Canadian university lab prioritises post-experiment materials recycling

Canada – Test tubes, plastic gloves and safety masks are only a string of items used and discarded daily at a laboratory. And while an increasing number of researchers are working on ecological solutions, it stands to reason that the various experiments conducted globally results in a sizable waste stream. Indeed, a new study by McGill University students confirms that its campus labs send an impressive volume of plastic and glass items to landfill each year.

An estimated 100 tons of plastic waste and 275 tons of glass could be recycled annually by properly collecting waste at McGill University laboratory. This material used to innovative work but will hardly ever see the inside of a recycling facility, the research paper claims.

What’s more, except for notable exceptions like Harvard University, it is likely results aren’t much better at the 300-plus research universities scattered across North America. McGill University alone has 900 research and teaching labs.

The findings are based on a 2-month long sampling of 16 different McGill labs, says Sai Rajasekar Rajajayavel, who initiated the study. The mechanical engineering graduate explains that the hazardous nature of certain materials render them unsuitable for reuse or recycling.

‘The university has a very strict policy for these materials. On the other hand, over the years, I’ve thrown out a great deal of non-hazardous materials as well,’ Rajajayavel points out. ‘This fact is just mind-boggling,’ he comments.

The researcher cites figures from the University of Toronto’s St. George campus indicating it is possible to achieve a waste diversion rate of over 68%. This is said to be the highest result achieved by universities in North America.

Since the study was released, McGill University has provided funding for a dedicated waste management scheme for its laboratories. A recycling project is already active to separately collect all plastics and glass items from lab experiments that may safely enter the recycling loop.

Plans to improve the university’s future recycling efforts include performing a life-cycle assessment and life-cycle impact assessment for both the plastic and glass waste.

Would you like to share any interesting developments or article ideas with us? Don't hesitate to contact us.

You might find this interesting too

Mother Nature tackles plastic waste
R&D solution: new hope for multi-layer materials

Leave a Reply

Your email address will not be published. Required fields are marked *

This site uses Akismet to reduce spam. Learn how your comment data is processed.

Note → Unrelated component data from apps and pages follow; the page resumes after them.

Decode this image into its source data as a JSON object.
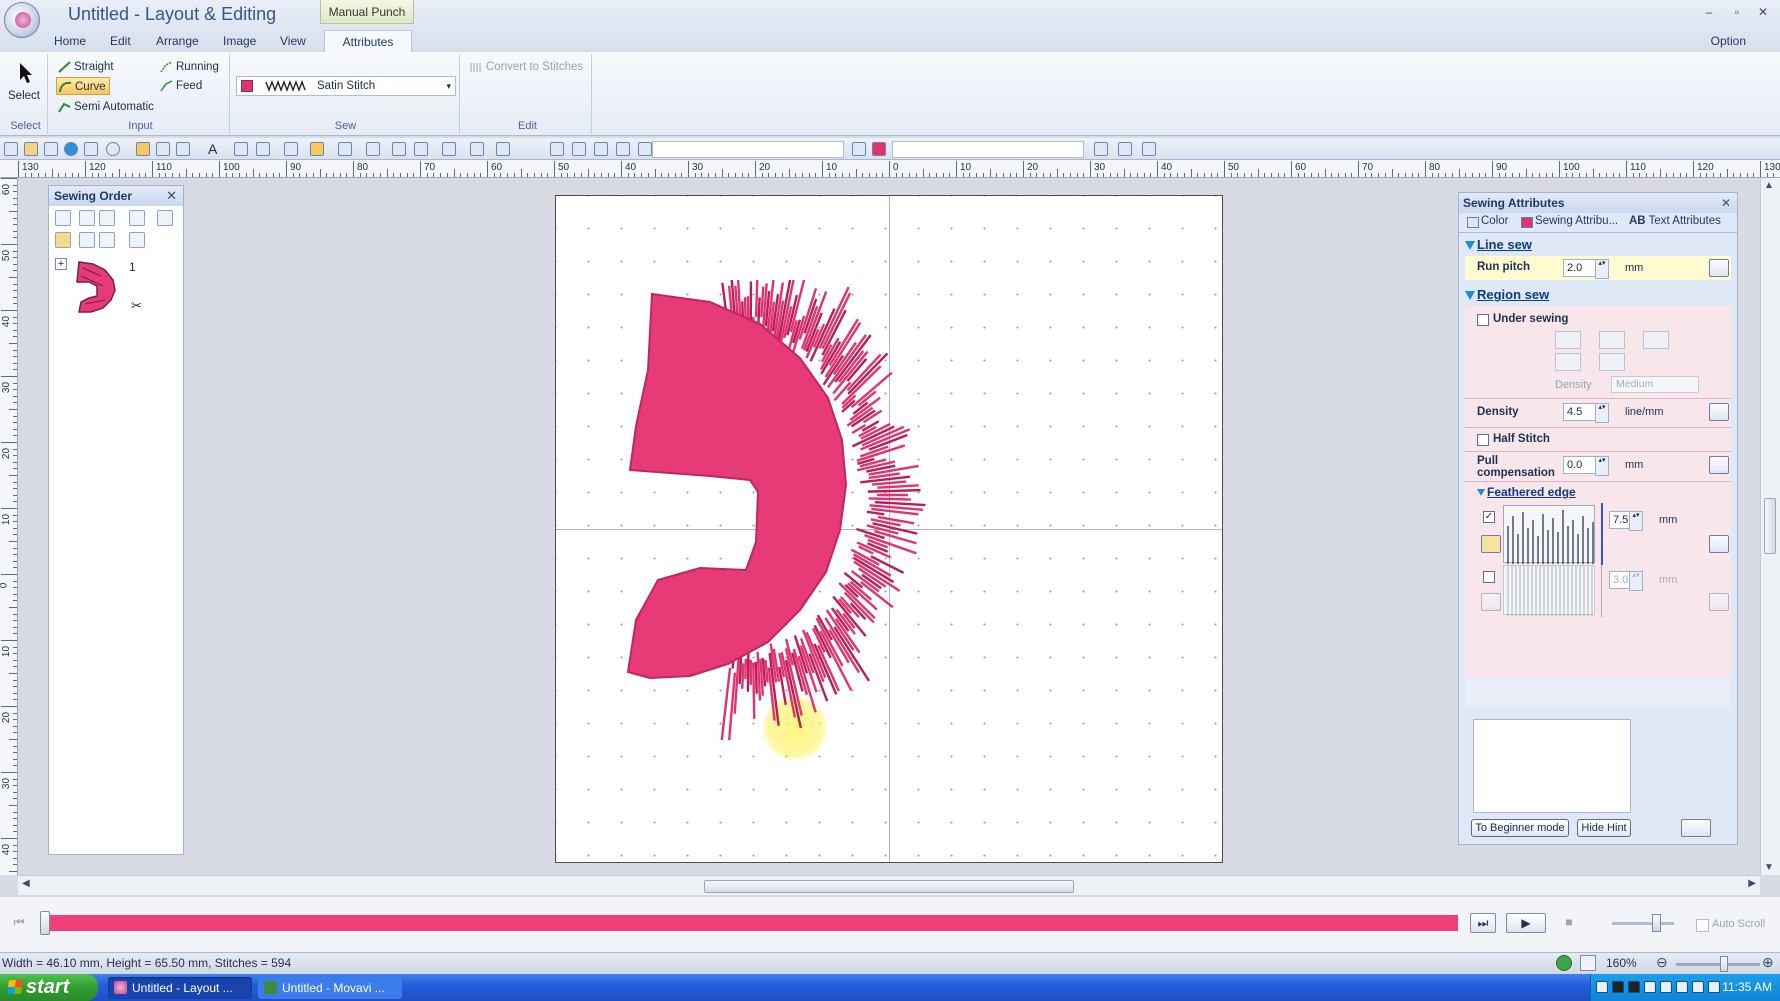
{
  "window": {
    "title": "Untitled - Layout & Editing",
    "context_tab": "Manual Punch",
    "controls": [
      "–",
      "▫",
      "✕"
    ]
  },
  "menu": {
    "tabs": [
      "Home",
      "Edit",
      "Arrange",
      "Image",
      "View",
      "Attributes"
    ],
    "active_tab": "Attributes",
    "option": "Option"
  },
  "ribbon": {
    "select_label": "Select",
    "select_group": "Select",
    "input": {
      "straight": "Straight",
      "curve": "Curve",
      "semi_automatic": "Semi Automatic",
      "running": "Running",
      "feed": "Feed",
      "group_label": "Input"
    },
    "sew": {
      "stitch_type": "Satin Stitch",
      "color": "#e3336f",
      "group_label": "Sew"
    },
    "edit": {
      "convert_label": "Convert to Stitches",
      "group_label": "Edit"
    }
  },
  "ruler": {
    "top_labels": [
      "130",
      "120",
      "110",
      "100",
      "90",
      "80",
      "70",
      "60",
      "50",
      "40",
      "30",
      "20",
      "10",
      "0",
      "10",
      "20",
      "30",
      "40",
      "50",
      "60",
      "70",
      "80",
      "90",
      "100",
      "110",
      "120",
      "130"
    ],
    "left_labels": [
      "60",
      "50",
      "40",
      "30",
      "20",
      "10",
      "0",
      "10",
      "20",
      "30",
      "40",
      "50",
      "60"
    ]
  },
  "sewing_order": {
    "title": "Sewing Order",
    "items": [
      {
        "index": "1",
        "color": "#e3336f"
      }
    ]
  },
  "attributes": {
    "title": "Sewing Attributes",
    "tabs": [
      "Color",
      "Sewing Attribu...",
      "Text Attributes"
    ],
    "tab_prefix": "AB",
    "line_sew": {
      "title": "Line sew",
      "run_pitch_label": "Run pitch",
      "run_pitch": "2.0",
      "unit": "mm"
    },
    "region_sew": {
      "title": "Region sew",
      "under_sewing": "Under sewing",
      "under_density_label": "Density",
      "under_density_value": "Medium",
      "density_label": "Density",
      "density": "4.5",
      "density_unit": "line/mm",
      "half_stitch": "Half Stitch",
      "pull_comp_label": "Pull compensation",
      "pull_comp": "0.0",
      "pull_unit": "mm"
    },
    "feathered_edge": {
      "title": "Feathered edge",
      "value_1": "7.5",
      "value_2": "3.0",
      "unit": "mm",
      "enabled_1": true,
      "enabled_2": false
    },
    "buttons": {
      "beginner": "To Beginner mode",
      "hide_hint": "Hide Hint"
    }
  },
  "playback": {
    "progress": 1.0,
    "auto_scroll": "Auto Scroll"
  },
  "status": {
    "text": "Width = 46.10 mm, Height = 65.50 mm, Stitches = 594",
    "zoom": "160%"
  },
  "taskbar": {
    "start": "start",
    "tasks": [
      "Untitled - Layout ...",
      "Untitled - Movavi ..."
    ],
    "clock": "11:35 AM"
  }
}
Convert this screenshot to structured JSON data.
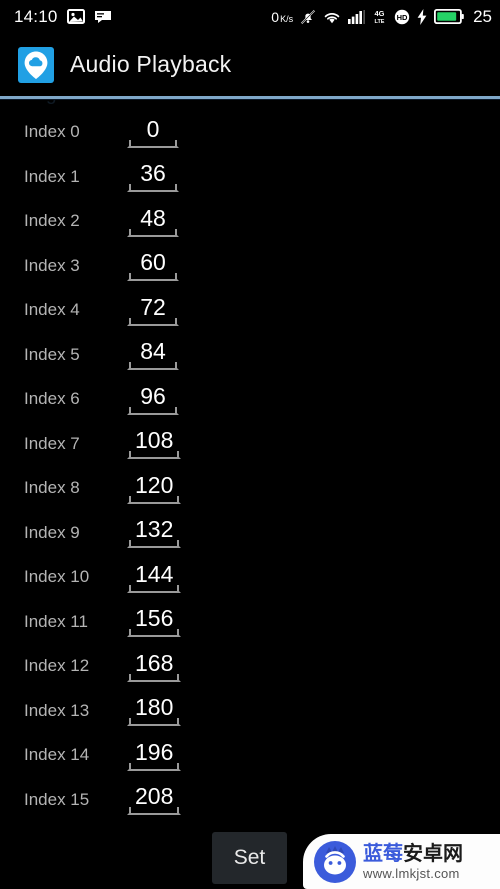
{
  "status_bar": {
    "clock": "14:10",
    "left_icons": [
      "image-icon",
      "message-icon"
    ],
    "data_rate": "0",
    "data_rate_unit": "K/s",
    "right_icons": [
      "mute-bell-icon",
      "wifi-icon",
      "signal-bars-icon",
      "4g-lte-icon",
      "hd-icon",
      "charging-bolt-icon",
      "battery-icon"
    ],
    "battery_percent": "25",
    "battery_color": "#25d366"
  },
  "app_bar": {
    "icon_name": "app-cloud-pin-icon",
    "icon_bg": "#21a0e4",
    "title": "Audio Playback"
  },
  "content": {
    "ghost_section_label": "Digital Gain",
    "divider_color": "#7fa8c9",
    "rows": [
      {
        "label": "Index 0",
        "value": "0"
      },
      {
        "label": "Index 1",
        "value": "36"
      },
      {
        "label": "Index 2",
        "value": "48"
      },
      {
        "label": "Index 3",
        "value": "60"
      },
      {
        "label": "Index 4",
        "value": "72"
      },
      {
        "label": "Index 5",
        "value": "84"
      },
      {
        "label": "Index 6",
        "value": "96"
      },
      {
        "label": "Index 7",
        "value": "108"
      },
      {
        "label": "Index 8",
        "value": "120"
      },
      {
        "label": "Index 9",
        "value": "132"
      },
      {
        "label": "Index 10",
        "value": "144"
      },
      {
        "label": "Index 11",
        "value": "156"
      },
      {
        "label": "Index 12",
        "value": "168"
      },
      {
        "label": "Index 13",
        "value": "180"
      },
      {
        "label": "Index 14",
        "value": "196"
      },
      {
        "label": "Index 15",
        "value": "208"
      }
    ]
  },
  "bottom_bar": {
    "set_label": "Set"
  },
  "watermark": {
    "logo_name": "blueberry-android-mascot-icon",
    "brand_blue": "蓝莓",
    "brand_dark": "安卓网",
    "url": "www.lmkjst.com",
    "accent": "#3b5bdb"
  }
}
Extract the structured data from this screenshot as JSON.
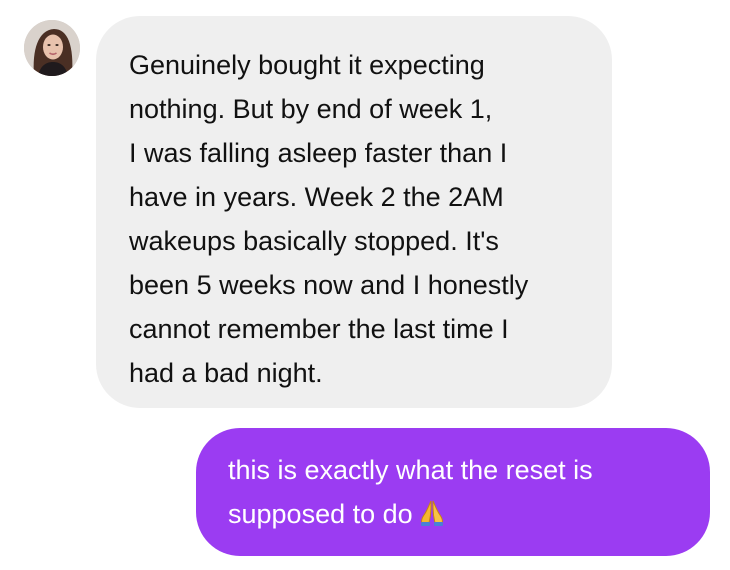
{
  "conversation": {
    "incoming": {
      "lines": [
        "Genuinely bought it expecting",
        "nothing. But by end of week 1,",
        "I was falling asleep faster than I",
        "have in years. Week 2 the 2AM",
        "wakeups basically stopped. It's",
        "been 5 weeks now and I honestly",
        "cannot remember the last time I",
        "had a bad night."
      ]
    },
    "outgoing": {
      "lines": [
        "this is exactly what the reset is",
        "supposed to do"
      ],
      "emoji": "folded-hands-icon"
    }
  },
  "colors": {
    "incoming_bubble": "#efefef",
    "outgoing_bubble": "#9b3cf2",
    "outgoing_text": "#ffffff",
    "incoming_text": "#111111"
  }
}
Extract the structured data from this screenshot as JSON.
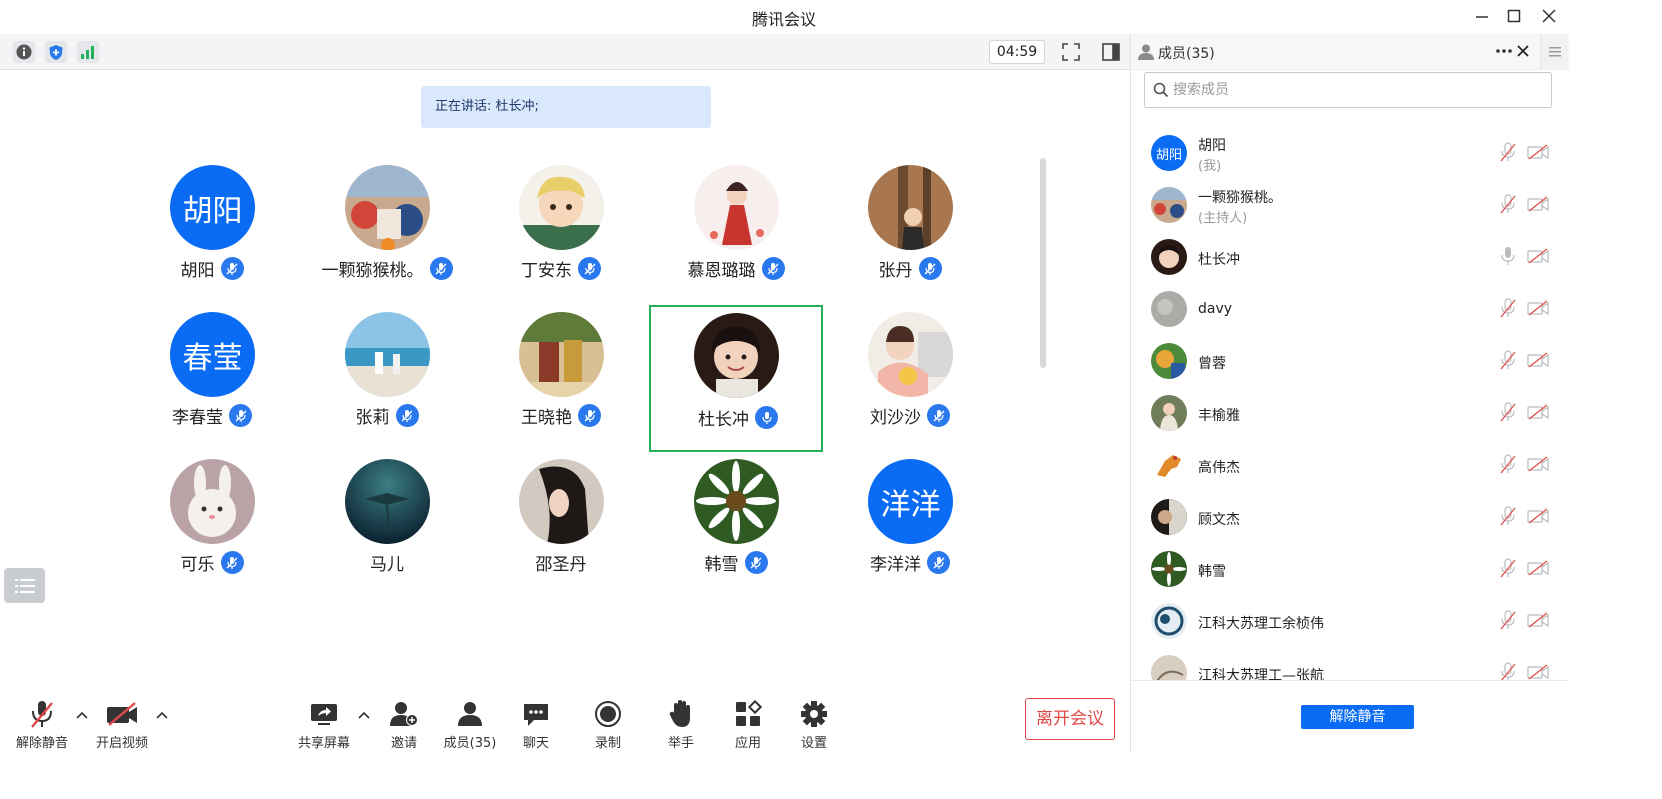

Subscribe now and get a full year for just €136 (normal rate is €170) Subscribe
Share your shear stories and win a GoPro!

It’s safe to say that scrap shears are the pillars of the recycling industry. But which configurations are the future? Take part in our tech survey and get a shot at winning a cool GoPro camera!

Thousands of scrap shears are driving recycling businesses all over the world. When it comes to different types, an operator may opt for maximum tonnage or flexibility, such as a mobile set-up. An integrated baling system is also gaining popularity. Ultimately, there is no wrong or right shear; it comes down to how you’re going to use it.

Our survey is meant to map the wants and needs of today’s dynamic recycling industry. Voice your opinion here and, who knows, you may be able to capture your recycling facility in action in HD.